By: Patricia A. McKillip
Format/Source: Paperback; my purchase
Brenden Vetch has a gift. With an innate sense he cannot explain to himself or describe to others, he connects to the agricultural world, nurturing gardens to flourish and instinctively knowing the healing properties each plant and herb has to offer. But Brenden’s gift isolates him from people—and from becoming part of a community. Until the day he receives a personal invitation from the wizard Od. She needs a gardener for her school in the great city of Kelior, where every potential wizard must be trained to serve the Kingdom of Numis. For decades the rulers of Numis have controlled the school, believing they can contain the power within it—and punish any wizard who dares defy the law. But unknown to the reigning monarchy is the power possessed by the school’s new gardener—a power that even Brenden isn’t fully aware of, and which is the true reason Od recruited him…
Okay, I wanted to hold off on reading this book because I wanted to savour the remaining Patricia McKillip books I haven’t read yet (right now it was this book and the Riddlemaster trilogy on my to-read shelf). But her books have a tendency of calling out to me, begging me to read them next. Plus the premise of the novel seemed rather fitting for the spring season as the main character has a gift for nurturing gardens and handling natural elements. So I gave in =P
Like most of Patricia McKillip’s novels, there is more than meets the eye with this story. Od Magic was an interesting read touching on themes of restriction and risk, of really listening to people, of illusion and possibility. The Kingdom of Numis is quite authoritarian in that all magic practitionerers must be known to the Crown, their abilities curbed and their lessons restricted according to what the king allows and forbids. Anything stronger or “wilder” or unknown is considered against the law in Numis.

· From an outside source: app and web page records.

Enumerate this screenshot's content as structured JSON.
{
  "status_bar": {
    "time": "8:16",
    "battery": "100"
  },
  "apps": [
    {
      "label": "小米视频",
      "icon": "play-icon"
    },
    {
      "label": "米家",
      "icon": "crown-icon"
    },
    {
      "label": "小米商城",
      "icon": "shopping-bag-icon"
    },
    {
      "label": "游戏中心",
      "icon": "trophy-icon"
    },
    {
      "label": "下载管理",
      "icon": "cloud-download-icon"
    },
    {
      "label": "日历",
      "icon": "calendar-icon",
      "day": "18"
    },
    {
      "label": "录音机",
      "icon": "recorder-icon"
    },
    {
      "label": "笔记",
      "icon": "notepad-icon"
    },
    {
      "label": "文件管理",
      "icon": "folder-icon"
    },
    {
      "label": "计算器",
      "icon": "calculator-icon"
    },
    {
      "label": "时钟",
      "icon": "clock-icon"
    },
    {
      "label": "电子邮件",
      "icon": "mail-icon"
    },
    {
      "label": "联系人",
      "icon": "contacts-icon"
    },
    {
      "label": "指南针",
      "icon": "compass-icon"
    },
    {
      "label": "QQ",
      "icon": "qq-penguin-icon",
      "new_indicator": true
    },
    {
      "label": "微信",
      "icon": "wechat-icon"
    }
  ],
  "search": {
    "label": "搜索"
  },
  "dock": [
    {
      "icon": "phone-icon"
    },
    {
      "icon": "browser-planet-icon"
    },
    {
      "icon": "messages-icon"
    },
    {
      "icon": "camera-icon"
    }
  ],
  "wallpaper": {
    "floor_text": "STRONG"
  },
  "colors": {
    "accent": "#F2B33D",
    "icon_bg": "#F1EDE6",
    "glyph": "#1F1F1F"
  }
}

Over the course of the novel, this way of life, this thinking is questioned especially as many of the characters that populate this novel are stronger or express unique abilities of their own.
While Brenden is the main character who starts off the novel, who serves as the catalyst to many of the other events that took place throughout the novel, and through whom the reader is brought into the story, he doesn’thave as many scenes compared to Yar or Sulys or Mitral. His character development was not fleshed out or as obvious as I thought it would have been but nonetheless he is an integral part of what brought all of the characters and their respective storylines together. I especially felt for Sulys’ storyline; I could feel her frustration for being constantly overlooked by her father the king and later by her constantly-distracted and pseudo-antagonist Valoren, and was rooting for her all the way through. While Od makes the odd appearance (pun intended?), her presence is felt throughout the story, and when she does appear, she’s quite larger than life and a delight to read.
Od Magic did have its occasional dull moments, particularly when everyone was searching for whoever in the Twilight Quarter, but otherwise it was an intriguing and wonderful read, another fantastic McKillip title. Perhaps not what I was entirely expecting–a lot more time was spent behind walls and running amongst alleyways and street corners than on plants and nature and open air–but it was magical, mysterious and thoughtful nonetheless.